[0057] As mentioned above, in some embodiments a plug connector can be operatively coupled to (i.e., is mechanically and electrically compatible with) a receptacle connector even though the two connectors have a different number of contacts. As one example, FIG. 10 depicts a plug connector 1000 that has five contacts 1005(1), 1005(2), 1005(3), 1005(4) and 1005(8) that are spaced apart along a single row in contact region 1010. In some embodiments connector 1000 is reversible and each contact in contact region 1010 is electrically connected to a corresponding contact in a contact region on the opposite side of the connector 1000 (not shown). Contacts 1005(1)-1005(8) can conform to the same pinout requirements (e.g., contact spacing, size and signal type) as contacts 305(1)-305(8) discussed above with respect to FIG. 3 or contacts 405(1)-405(8) discussed above with respect to FIG. 4 with the primary difference between connector 1000 and the other connectors being that connector 1000 does not include contacts at contact positions 5, 6 or 7. For example, the device that connector 1000 is part of may not need to those pins for operation. In other embodiments, contacts at different positions can be excluded from the pinout in contact region 1010. Thus, plug connector 1000 can be operatively coupled to either receptacle connector 700 or receptacle connector 900 the same as plug connector 300.
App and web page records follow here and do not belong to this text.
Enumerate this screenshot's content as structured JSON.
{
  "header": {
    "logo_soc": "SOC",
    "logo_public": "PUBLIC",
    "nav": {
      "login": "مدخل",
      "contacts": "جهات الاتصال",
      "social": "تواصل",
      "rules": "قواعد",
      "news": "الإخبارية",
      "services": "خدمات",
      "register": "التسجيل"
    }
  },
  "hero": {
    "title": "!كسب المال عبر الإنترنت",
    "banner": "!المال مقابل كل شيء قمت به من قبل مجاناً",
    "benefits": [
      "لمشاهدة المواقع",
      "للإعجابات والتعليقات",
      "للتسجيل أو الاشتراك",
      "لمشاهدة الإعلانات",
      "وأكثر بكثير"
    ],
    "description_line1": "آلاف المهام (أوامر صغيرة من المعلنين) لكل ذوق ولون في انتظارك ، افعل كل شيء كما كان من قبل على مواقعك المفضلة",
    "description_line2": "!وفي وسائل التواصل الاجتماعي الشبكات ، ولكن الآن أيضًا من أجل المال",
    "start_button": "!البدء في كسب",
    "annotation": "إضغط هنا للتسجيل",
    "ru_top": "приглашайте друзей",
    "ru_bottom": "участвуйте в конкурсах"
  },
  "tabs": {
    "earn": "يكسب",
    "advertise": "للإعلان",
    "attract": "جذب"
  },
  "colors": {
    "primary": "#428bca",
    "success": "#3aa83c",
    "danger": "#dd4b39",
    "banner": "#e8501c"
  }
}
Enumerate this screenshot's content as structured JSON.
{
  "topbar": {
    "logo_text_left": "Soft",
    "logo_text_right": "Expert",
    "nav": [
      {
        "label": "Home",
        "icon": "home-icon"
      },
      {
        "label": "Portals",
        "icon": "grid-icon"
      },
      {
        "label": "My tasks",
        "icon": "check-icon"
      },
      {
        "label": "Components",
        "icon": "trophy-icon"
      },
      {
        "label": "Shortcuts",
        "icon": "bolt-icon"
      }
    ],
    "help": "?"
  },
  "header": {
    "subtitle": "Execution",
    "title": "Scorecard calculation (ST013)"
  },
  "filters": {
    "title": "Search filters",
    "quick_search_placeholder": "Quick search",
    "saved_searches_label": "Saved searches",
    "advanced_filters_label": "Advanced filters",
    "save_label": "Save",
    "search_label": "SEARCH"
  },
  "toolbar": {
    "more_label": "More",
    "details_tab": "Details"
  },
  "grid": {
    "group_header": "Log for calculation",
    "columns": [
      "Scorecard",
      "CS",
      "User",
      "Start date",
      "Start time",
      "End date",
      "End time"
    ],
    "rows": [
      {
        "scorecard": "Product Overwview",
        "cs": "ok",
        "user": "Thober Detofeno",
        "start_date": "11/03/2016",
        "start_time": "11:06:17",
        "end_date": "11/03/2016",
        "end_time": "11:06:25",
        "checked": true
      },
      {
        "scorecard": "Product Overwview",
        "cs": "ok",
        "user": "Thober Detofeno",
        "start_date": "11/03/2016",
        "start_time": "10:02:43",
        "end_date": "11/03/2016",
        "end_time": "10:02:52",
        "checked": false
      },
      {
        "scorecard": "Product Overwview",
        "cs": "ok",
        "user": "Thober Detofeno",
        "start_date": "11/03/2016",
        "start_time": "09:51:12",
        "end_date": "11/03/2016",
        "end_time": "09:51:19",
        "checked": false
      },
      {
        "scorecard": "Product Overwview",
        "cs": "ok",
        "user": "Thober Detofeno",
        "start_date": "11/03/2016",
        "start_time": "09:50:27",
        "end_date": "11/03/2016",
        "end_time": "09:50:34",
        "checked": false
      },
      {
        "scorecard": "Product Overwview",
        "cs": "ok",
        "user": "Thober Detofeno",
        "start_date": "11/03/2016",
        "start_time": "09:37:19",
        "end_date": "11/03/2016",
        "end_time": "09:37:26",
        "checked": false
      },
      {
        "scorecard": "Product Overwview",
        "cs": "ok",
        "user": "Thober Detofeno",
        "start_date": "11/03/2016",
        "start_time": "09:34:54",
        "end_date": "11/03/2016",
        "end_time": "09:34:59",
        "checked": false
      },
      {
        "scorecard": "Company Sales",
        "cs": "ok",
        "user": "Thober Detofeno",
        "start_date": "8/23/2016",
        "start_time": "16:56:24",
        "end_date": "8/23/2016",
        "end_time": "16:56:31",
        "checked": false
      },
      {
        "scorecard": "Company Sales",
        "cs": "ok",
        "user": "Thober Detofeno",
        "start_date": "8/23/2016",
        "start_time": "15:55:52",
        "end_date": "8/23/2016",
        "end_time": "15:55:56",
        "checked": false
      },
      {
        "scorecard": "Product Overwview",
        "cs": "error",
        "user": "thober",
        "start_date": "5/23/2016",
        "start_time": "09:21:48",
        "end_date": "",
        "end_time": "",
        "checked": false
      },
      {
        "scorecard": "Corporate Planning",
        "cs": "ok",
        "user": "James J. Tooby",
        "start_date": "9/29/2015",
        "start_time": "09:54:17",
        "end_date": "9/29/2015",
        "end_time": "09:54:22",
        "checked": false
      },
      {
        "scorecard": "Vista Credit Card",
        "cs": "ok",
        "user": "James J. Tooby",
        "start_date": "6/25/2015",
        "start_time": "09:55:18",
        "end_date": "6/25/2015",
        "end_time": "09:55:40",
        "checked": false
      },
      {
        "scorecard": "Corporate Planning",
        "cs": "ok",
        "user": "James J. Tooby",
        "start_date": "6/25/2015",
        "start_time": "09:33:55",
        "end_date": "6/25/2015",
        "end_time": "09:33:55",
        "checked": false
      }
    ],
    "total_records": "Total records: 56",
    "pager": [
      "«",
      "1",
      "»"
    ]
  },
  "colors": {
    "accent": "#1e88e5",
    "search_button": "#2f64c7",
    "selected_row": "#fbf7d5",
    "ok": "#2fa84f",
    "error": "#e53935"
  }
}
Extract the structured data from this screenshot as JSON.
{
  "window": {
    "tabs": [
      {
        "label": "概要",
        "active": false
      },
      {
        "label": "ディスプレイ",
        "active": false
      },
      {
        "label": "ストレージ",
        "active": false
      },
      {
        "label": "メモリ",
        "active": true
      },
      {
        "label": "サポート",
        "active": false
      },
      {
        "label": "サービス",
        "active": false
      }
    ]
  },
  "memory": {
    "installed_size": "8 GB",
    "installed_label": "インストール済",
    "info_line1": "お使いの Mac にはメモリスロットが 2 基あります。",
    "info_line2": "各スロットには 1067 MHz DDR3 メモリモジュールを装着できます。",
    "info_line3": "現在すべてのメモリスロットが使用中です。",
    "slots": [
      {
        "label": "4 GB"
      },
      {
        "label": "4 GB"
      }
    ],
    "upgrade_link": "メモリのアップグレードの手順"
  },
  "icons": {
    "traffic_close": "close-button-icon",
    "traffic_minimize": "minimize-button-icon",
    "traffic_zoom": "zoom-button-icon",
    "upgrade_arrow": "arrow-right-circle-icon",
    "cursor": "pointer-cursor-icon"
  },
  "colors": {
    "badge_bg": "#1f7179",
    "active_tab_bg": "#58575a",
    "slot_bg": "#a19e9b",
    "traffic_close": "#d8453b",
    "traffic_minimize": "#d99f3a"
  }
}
[0058] The foregoing description, for purposes of explanation, used specific nomenclature to provide a thorough understanding of the described embodiments. However, it will be apparent to one skilled in the art that the specific details are not required in order to practice the described embodiments. Thus, the foregoing descriptions of the specific embodiments described herein are presented for purposes of illustration and description. They are not taught to be exhaustive or to limit the embodiments to the precise forms disclosed. For example, it is contemplated that a USB connector may additionally or alternatively be implemented in conjunction with any or all of the above connectors or connector assemblies. In addition, it is contemplated that the audio-only connectors described herein may alternatively be data-only or power-only connectors. Further, also shown and described with respect to a certain type of plug connector (e.g., an Apple.RTM. lightning connector), it is contemplated that embodiments of the disclosure may be implemented with respect to any type of plug connector. As another example, it is contemplated that the "host device" and "accessory device" described herein may be swapped, may pertain to other devices, may pertain to the same device, and/or may pertain to different devices. It will be apparent to one of ordinary skill in the art that many modifications and variations are possible in view of the above teachings.

[0059] Also, while a number of specific embodiments are disclosed with specific features, a person of skill in the art may recognize instances where the features of one embodiments can be combined with the features of another embodiment. For example, some specific embodiments of the disclosure set forth above are illustrated with pockets as retention features. A person of skill in the art may appreciate that any other retention features may be used instead of or in addition to the pockets. Also, those skilled in the art may recognize, or be able to ascertain, many equivalents to the specific embodiments of the disclosure described herein. Such equivalents are intended to be encompassed by the following claims.

* * * * *

File A Patent Application

  • Protect your idea -- Don't let someone else file first. Learn more.

  • 3 Easy Steps -- Complete Form, application Review, and File. See our process.

  • Attorney Review -- Have your application reviewed by a Patent Attorney. See what's included.